Start of Block
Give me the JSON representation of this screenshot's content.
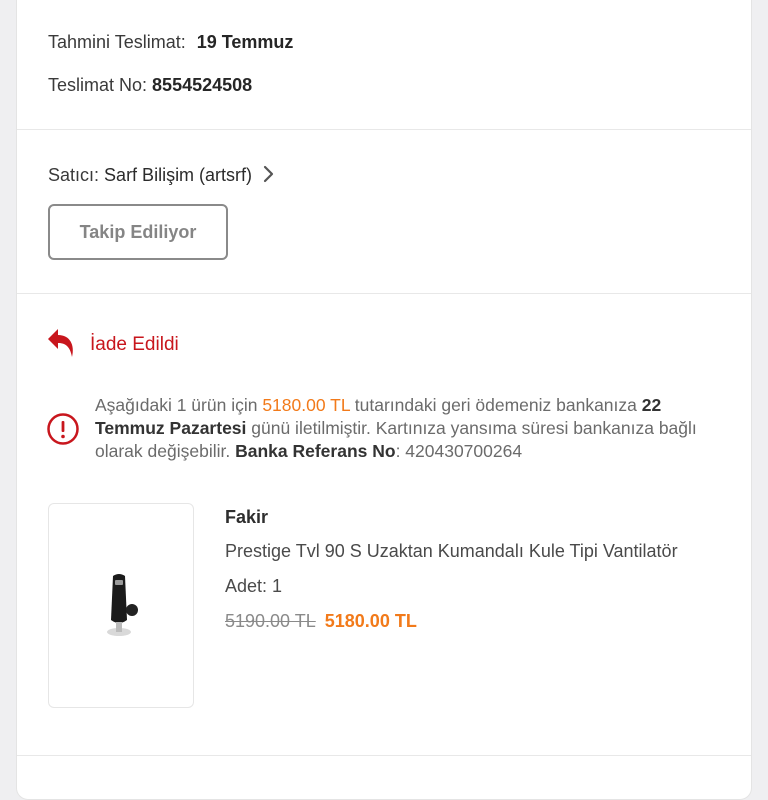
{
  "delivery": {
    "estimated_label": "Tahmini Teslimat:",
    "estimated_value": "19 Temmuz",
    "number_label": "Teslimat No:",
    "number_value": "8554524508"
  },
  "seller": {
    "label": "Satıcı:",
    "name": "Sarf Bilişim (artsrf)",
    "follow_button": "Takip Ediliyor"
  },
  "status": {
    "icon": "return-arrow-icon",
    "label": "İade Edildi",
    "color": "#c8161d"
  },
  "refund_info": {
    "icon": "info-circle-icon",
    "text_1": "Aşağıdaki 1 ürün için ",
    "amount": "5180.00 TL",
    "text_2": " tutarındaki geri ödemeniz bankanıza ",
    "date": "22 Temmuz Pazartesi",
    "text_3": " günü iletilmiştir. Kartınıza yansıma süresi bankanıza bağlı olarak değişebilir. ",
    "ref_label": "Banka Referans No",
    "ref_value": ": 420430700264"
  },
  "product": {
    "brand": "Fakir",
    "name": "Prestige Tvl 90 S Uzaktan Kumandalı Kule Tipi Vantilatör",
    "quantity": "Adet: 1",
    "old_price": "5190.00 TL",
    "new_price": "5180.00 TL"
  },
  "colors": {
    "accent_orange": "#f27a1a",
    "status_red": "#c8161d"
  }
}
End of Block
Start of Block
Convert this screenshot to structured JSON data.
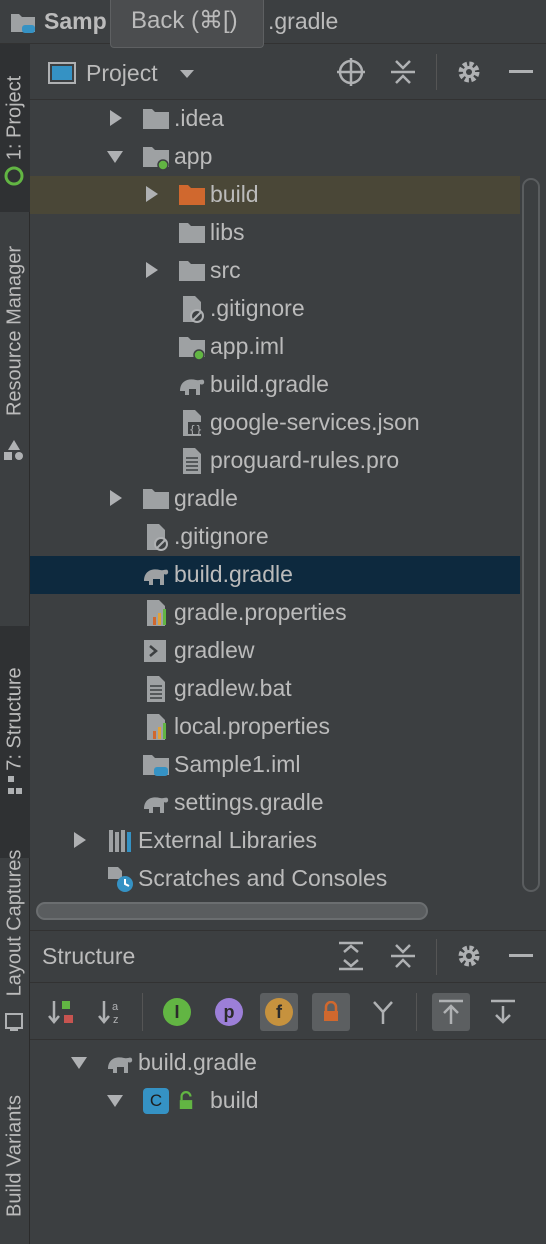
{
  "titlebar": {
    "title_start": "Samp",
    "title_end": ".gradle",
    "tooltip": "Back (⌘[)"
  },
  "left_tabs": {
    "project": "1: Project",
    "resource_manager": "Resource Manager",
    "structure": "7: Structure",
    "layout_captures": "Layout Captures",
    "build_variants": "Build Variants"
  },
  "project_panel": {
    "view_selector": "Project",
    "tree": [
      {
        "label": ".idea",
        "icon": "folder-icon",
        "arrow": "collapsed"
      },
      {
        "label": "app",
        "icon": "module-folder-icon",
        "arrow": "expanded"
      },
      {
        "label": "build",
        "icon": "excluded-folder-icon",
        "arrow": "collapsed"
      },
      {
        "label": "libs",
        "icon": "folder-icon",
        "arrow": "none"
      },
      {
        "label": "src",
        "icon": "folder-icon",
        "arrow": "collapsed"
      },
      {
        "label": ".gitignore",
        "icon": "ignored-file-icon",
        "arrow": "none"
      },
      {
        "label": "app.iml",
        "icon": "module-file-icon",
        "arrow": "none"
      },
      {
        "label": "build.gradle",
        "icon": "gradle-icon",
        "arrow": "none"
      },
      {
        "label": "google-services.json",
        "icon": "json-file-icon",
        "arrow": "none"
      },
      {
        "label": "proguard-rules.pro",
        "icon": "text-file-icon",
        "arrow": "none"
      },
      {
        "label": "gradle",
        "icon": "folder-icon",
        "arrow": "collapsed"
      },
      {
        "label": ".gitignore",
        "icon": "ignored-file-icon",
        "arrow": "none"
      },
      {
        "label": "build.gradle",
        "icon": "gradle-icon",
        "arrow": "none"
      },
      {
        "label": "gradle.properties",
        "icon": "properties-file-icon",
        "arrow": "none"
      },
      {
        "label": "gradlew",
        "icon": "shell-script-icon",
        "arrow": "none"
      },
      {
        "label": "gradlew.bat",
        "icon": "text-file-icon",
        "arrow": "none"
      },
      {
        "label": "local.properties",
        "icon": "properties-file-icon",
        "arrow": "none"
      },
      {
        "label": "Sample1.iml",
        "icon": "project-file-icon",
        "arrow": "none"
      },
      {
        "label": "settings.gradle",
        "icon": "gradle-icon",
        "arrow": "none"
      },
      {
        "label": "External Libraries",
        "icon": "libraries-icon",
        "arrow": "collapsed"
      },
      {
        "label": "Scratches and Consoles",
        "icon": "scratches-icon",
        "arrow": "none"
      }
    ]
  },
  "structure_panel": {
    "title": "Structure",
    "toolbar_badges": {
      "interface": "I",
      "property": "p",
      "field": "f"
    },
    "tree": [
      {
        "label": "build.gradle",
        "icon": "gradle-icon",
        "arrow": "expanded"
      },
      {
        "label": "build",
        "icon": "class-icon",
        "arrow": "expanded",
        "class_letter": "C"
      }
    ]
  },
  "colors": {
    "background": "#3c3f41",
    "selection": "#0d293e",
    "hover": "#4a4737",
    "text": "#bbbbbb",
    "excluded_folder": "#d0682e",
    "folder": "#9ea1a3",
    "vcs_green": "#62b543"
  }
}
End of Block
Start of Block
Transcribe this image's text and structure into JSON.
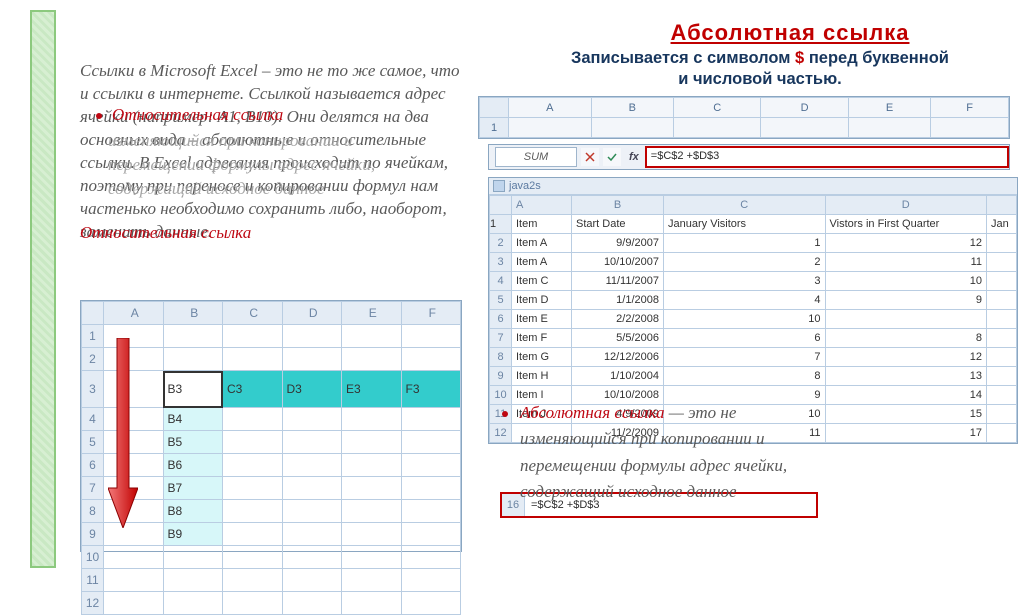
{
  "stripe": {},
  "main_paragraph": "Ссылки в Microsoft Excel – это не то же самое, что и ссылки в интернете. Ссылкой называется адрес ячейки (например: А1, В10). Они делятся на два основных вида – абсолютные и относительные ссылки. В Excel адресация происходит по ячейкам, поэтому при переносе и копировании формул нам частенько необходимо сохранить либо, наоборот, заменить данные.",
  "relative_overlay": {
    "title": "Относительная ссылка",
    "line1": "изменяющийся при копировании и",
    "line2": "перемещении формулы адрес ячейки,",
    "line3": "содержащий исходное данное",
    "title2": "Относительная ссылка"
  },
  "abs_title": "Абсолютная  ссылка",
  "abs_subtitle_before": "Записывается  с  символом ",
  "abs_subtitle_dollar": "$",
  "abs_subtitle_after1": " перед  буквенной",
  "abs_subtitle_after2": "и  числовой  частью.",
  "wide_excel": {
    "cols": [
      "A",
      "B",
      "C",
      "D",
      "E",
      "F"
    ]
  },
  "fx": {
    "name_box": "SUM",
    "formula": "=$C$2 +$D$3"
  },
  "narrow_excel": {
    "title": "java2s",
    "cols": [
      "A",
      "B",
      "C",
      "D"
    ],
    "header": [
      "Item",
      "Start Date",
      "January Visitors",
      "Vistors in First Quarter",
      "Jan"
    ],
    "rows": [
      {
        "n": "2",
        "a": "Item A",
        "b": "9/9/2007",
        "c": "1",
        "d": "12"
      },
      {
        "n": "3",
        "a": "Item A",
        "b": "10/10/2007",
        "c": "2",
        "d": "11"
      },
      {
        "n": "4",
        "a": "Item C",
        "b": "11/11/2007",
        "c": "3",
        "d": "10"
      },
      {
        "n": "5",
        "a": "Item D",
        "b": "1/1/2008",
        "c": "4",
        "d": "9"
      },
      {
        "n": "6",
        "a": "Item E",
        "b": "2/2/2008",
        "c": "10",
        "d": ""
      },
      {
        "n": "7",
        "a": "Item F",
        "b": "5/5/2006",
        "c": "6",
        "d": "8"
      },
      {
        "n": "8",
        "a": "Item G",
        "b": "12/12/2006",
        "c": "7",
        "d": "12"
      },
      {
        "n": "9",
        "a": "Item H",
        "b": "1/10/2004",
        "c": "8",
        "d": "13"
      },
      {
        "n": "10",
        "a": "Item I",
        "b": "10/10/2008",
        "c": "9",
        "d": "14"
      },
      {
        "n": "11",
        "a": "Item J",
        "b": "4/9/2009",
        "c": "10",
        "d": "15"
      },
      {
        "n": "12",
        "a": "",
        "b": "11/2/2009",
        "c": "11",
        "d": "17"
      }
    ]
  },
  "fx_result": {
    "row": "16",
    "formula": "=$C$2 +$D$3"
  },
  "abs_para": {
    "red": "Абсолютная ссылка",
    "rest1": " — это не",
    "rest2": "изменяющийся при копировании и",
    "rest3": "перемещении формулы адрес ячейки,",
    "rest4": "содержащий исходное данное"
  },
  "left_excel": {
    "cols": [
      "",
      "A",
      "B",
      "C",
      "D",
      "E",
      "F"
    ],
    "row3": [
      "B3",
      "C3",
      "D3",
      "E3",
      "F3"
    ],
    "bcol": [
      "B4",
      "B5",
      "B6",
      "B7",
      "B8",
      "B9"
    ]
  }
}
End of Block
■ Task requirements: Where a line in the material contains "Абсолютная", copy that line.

■ Output for this exercise:
  "abs_title": "Абсолютная  ссылка",
    "red": "Абсолютная ссылка",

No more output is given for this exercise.